■ **DATA LISTING**
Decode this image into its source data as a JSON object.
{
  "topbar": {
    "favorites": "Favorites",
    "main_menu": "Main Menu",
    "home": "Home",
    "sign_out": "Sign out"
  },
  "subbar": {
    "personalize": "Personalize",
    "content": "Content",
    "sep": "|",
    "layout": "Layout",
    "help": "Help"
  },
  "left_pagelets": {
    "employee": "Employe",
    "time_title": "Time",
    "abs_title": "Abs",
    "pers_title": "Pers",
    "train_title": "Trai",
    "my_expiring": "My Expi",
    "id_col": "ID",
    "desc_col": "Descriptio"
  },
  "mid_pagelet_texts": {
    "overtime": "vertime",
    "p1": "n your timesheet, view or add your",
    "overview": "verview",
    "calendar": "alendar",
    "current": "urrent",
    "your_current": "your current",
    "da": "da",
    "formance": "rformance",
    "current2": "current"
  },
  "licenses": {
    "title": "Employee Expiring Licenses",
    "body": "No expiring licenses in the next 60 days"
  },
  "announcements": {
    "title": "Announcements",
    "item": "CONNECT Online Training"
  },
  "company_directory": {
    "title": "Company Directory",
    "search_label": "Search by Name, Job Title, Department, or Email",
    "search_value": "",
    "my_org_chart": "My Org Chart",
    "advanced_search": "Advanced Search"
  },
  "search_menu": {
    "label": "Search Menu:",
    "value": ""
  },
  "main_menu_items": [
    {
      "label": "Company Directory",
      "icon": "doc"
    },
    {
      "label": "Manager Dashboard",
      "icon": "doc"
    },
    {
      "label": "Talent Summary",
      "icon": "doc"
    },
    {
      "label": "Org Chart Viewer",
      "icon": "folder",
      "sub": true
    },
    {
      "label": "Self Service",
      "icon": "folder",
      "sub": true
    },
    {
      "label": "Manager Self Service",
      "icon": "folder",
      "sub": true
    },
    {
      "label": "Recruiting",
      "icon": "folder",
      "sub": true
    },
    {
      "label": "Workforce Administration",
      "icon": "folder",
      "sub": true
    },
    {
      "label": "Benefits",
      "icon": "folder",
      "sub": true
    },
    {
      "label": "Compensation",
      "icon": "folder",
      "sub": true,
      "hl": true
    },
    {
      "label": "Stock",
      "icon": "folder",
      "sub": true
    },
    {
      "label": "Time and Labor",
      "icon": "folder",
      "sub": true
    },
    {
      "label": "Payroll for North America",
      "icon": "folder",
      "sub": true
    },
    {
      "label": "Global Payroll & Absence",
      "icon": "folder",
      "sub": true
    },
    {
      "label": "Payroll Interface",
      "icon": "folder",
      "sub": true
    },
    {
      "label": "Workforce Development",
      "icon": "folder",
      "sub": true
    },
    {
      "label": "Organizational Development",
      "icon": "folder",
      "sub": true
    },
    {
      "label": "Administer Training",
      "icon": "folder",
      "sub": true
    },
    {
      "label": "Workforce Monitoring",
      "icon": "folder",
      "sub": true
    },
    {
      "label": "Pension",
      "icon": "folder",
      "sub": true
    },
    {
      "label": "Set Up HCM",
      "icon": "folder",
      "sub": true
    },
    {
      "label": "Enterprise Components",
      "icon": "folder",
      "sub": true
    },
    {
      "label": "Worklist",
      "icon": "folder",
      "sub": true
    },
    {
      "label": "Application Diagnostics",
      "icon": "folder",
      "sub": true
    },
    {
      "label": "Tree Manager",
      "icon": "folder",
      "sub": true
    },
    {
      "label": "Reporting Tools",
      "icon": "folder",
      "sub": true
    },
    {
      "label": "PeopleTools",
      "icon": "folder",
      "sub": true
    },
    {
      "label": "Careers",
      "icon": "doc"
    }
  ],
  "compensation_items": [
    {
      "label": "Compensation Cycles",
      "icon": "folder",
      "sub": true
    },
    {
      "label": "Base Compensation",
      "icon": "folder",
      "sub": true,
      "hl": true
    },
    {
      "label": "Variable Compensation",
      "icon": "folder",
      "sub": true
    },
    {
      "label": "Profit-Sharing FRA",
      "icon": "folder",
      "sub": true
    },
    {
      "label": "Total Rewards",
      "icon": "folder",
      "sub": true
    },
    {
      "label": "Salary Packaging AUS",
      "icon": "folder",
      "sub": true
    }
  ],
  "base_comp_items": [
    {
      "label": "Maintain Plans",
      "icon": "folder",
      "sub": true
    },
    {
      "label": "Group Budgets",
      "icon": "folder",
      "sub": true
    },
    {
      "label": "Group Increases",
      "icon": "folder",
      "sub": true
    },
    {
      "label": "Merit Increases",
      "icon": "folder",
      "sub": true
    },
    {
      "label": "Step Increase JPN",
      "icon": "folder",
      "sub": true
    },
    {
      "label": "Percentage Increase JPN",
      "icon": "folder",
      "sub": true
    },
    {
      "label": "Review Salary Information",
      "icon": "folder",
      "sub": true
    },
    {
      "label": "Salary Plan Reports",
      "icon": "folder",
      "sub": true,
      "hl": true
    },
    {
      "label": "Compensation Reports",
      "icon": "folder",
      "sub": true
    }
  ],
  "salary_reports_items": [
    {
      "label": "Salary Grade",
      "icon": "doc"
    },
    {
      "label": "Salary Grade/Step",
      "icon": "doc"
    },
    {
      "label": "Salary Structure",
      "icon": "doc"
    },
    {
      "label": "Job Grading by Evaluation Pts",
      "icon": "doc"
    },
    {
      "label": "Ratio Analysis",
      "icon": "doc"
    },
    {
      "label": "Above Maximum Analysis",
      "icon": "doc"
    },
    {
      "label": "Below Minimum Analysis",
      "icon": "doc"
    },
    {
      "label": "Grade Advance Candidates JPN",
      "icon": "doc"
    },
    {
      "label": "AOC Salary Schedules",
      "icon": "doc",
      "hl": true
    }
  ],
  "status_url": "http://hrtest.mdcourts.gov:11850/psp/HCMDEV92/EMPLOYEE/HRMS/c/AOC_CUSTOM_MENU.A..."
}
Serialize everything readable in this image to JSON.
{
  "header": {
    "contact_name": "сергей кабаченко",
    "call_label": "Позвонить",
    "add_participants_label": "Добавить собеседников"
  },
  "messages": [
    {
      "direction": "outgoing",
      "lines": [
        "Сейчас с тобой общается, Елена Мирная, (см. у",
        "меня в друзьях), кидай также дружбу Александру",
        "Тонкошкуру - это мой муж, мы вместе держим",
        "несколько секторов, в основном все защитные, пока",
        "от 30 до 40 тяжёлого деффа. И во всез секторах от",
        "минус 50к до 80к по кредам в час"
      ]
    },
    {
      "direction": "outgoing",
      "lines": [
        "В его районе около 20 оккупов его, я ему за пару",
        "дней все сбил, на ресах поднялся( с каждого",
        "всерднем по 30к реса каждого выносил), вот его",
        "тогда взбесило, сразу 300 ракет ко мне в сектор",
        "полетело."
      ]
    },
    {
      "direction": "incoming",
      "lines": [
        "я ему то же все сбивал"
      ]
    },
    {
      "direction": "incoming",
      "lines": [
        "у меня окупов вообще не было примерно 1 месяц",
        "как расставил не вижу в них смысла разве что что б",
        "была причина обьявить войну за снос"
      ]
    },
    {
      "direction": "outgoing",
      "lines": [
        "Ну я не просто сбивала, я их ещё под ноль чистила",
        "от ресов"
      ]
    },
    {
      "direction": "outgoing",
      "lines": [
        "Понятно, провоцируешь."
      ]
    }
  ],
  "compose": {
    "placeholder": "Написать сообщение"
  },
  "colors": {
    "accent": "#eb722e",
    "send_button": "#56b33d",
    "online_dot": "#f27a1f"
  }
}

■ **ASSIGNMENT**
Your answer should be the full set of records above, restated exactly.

■ **RESPONSE TO THE EXERCISE**
Decode this image into its source data as a JSON object.
{
  "topbar": {
    "favorites": "Favorites",
    "main_menu": "Main Menu",
    "home": "Home",
    "sign_out": "Sign out"
  },
  "subbar": {
    "personalize": "Personalize",
    "content": "Content",
    "sep": "|",
    "layout": "Layout",
    "help": "Help"
  },
  "left_pagelets": {
    "employee": "Employe",
    "time_title": "Time",
    "abs_title": "Abs",
    "pers_title": "Pers",
    "train_title": "Trai",
    "my_expiring": "My Expi",
    "id_col": "ID",
    "desc_col": "Descriptio"
  },
  "mid_pagelet_texts": {
    "overtime": "vertime",
    "p1": "n your timesheet, view or add your",
    "overview": "verview",
    "calendar": "alendar",
    "current": "urrent",
    "your_current": "your current",
    "da": "da",
    "formance": "rformance",
    "current2": "current"
  },
  "licenses": {
    "title": "Employee Expiring Licenses",
    "body": "No expiring licenses in the next 60 days"
  },
  "announcements": {
    "title": "Announcements",
    "item": "CONNECT Online Training"
  },
  "company_directory": {
    "title": "Company Directory",
    "search_label": "Search by Name, Job Title, Department, or Email",
    "search_value": "",
    "my_org_chart": "My Org Chart",
    "advanced_search": "Advanced Search"
  },
  "search_menu": {
    "label": "Search Menu:",
    "value": ""
  },
  "main_menu_items": [
    {
      "label": "Company Directory",
      "icon": "doc"
    },
    {
      "label": "Manager Dashboard",
      "icon": "doc"
    },
    {
      "label": "Talent Summary",
      "icon": "doc"
    },
    {
      "label": "Org Chart Viewer",
      "icon": "folder",
      "sub": true
    },
    {
      "label": "Self Service",
      "icon": "folder",
      "sub": true
    },
    {
      "label": "Manager Self Service",
      "icon": "folder",
      "sub": true
    },
    {
      "label": "Recruiting",
      "icon": "folder",
      "sub": true
    },
    {
      "label": "Workforce Administration",
      "icon": "folder",
      "sub": true
    },
    {
      "label": "Benefits",
      "icon": "folder",
      "sub": true
    },
    {
      "label": "Compensation",
      "icon": "folder",
      "sub": true,
      "hl": true
    },
    {
      "label": "Stock",
      "icon": "folder",
      "sub": true
    },
    {
      "label": "Time and Labor",
      "icon": "folder",
      "sub": true
    },
    {
      "label": "Payroll for North America",
      "icon": "folder",
      "sub": true
    },
    {
      "label": "Global Payroll & Absence",
      "icon": "folder",
      "sub": true
    },
    {
      "label": "Payroll Interface",
      "icon": "folder",
      "sub": true
    },
    {
      "label": "Workforce Development",
      "icon": "folder",
      "sub": true
    },
    {
      "label": "Organizational Development",
      "icon": "folder",
      "sub": true
    },
    {
      "label": "Administer Training",
      "icon": "folder",
      "sub": true
    },
    {
      "label": "Workforce Monitoring",
      "icon": "folder",
      "sub": true
    },
    {
      "label": "Pension",
      "icon": "folder",
      "sub": true
    },
    {
      "label": "Set Up HCM",
      "icon": "folder",
      "sub": true
    },
    {
      "label": "Enterprise Components",
      "icon": "folder",
      "sub": true
    },
    {
      "label": "Worklist",
      "icon": "folder",
      "sub": true
    },
    {
      "label": "Application Diagnostics",
      "icon": "folder",
      "sub": true
    },
    {
      "label": "Tree Manager",
      "icon": "folder",
      "sub": true
    },
    {
      "label": "Reporting Tools",
      "icon": "folder",
      "sub": true
    },
    {
      "label": "PeopleTools",
      "icon": "folder",
      "sub": true
    },
    {
      "label": "Careers",
      "icon": "doc"
    }
  ],
  "compensation_items": [
    {
      "label": "Compensation Cycles",
      "icon": "folder",
      "sub": true
    },
    {
      "label": "Base Compensation",
      "icon": "folder",
      "sub": true,
      "hl": true
    },
    {
      "label": "Variable Compensation",
      "icon": "folder",
      "sub": true
    },
    {
      "label": "Profit-Sharing FRA",
      "icon": "folder",
      "sub": true
    },
    {
      "label": "Total Rewards",
      "icon": "folder",
      "sub": true
    },
    {
      "label": "Salary Packaging AUS",
      "icon": "folder",
      "sub": true
    }
  ],
  "base_comp_items": [
    {
      "label": "Maintain Plans",
      "icon": "folder",
      "sub": true
    },
    {
      "label": "Group Budgets",
      "icon": "folder",
      "sub": true
    },
    {
      "label": "Group Increases",
      "icon": "folder",
      "sub": true
    },
    {
      "label": "Merit Increases",
      "icon": "folder",
      "sub": true
    },
    {
      "label": "Step Increase JPN",
      "icon": "folder",
      "sub": true
    },
    {
      "label": "Percentage Increase JPN",
      "icon": "folder",
      "sub": true
    },
    {
      "label": "Review Salary Information",
      "icon": "folder",
      "sub": true
    },
    {
      "label": "Salary Plan Reports",
      "icon": "folder",
      "sub": true,
      "hl": true
    },
    {
      "label": "Compensation Reports",
      "icon": "folder",
      "sub": true
    }
  ],
  "salary_reports_items": [
    {
      "label": "Salary Grade",
      "icon": "doc"
    },
    {
      "label": "Salary Grade/Step",
      "icon": "doc"
    },
    {
      "label": "Salary Structure",
      "icon": "doc"
    },
    {
      "label": "Job Grading by Evaluation Pts",
      "icon": "doc"
    },
    {
      "label": "Ratio Analysis",
      "icon": "doc"
    },
    {
      "label": "Above Maximum Analysis",
      "icon": "doc"
    },
    {
      "label": "Below Minimum Analysis",
      "icon": "doc"
    },
    {
      "label": "Grade Advance Candidates JPN",
      "icon": "doc"
    },
    {
      "label": "AOC Salary Schedules",
      "icon": "doc",
      "hl": true
    }
  ],
  "status_url": "http://hrtest.mdcourts.gov:11850/psp/HCMDEV92/EMPLOYEE/HRMS/c/AOC_CUSTOM_MENU.A..."
}
Serialize everything readable in this image to JSON.
{
  "header": {
    "contact_name": "сергей кабаченко",
    "call_label": "Позвонить",
    "add_participants_label": "Добавить собеседников"
  },
  "messages": [
    {
      "direction": "outgoing",
      "lines": [
        "Сейчас с тобой общается, Елена Мирная, (см. у",
        "меня в друзьях), кидай также дружбу Александру",
        "Тонкошкуру - это мой муж, мы вместе держим",
        "несколько секторов, в основном все защитные, пока",
        "от 30 до 40 тяжёлого деффа. И во всез секторах от",
        "минус 50к до 80к по кредам в час"
      ]
    },
    {
      "direction": "outgoing",
      "lines": [
        "В его районе около 20 оккупов его, я ему за пару",
        "дней все сбил, на ресах поднялся( с каждого",
        "всерднем по 30к реса каждого выносил), вот его",
        "тогда взбесило, сразу 300 ракет ко мне в сектор",
        "полетело."
      ]
    },
    {
      "direction": "incoming",
      "lines": [
        "я ему то же все сбивал"
      ]
    },
    {
      "direction": "incoming",
      "lines": [
        "у меня окупов вообще не было примерно 1 месяц",
        "как расставил не вижу в них смысла разве что что б",
        "была причина обьявить войну за снос"
      ]
    },
    {
      "direction": "outgoing",
      "lines": [
        "Ну я не просто сбивала, я их ещё под ноль чистила",
        "от ресов"
      ]
    },
    {
      "direction": "outgoing",
      "lines": [
        "Понятно, провоцируешь."
      ]
    }
  ],
  "compose": {
    "placeholder": "Написать сообщение"
  },
  "colors": {
    "accent": "#eb722e",
    "send_button": "#56b33d",
    "online_dot": "#f27a1f"
  }
}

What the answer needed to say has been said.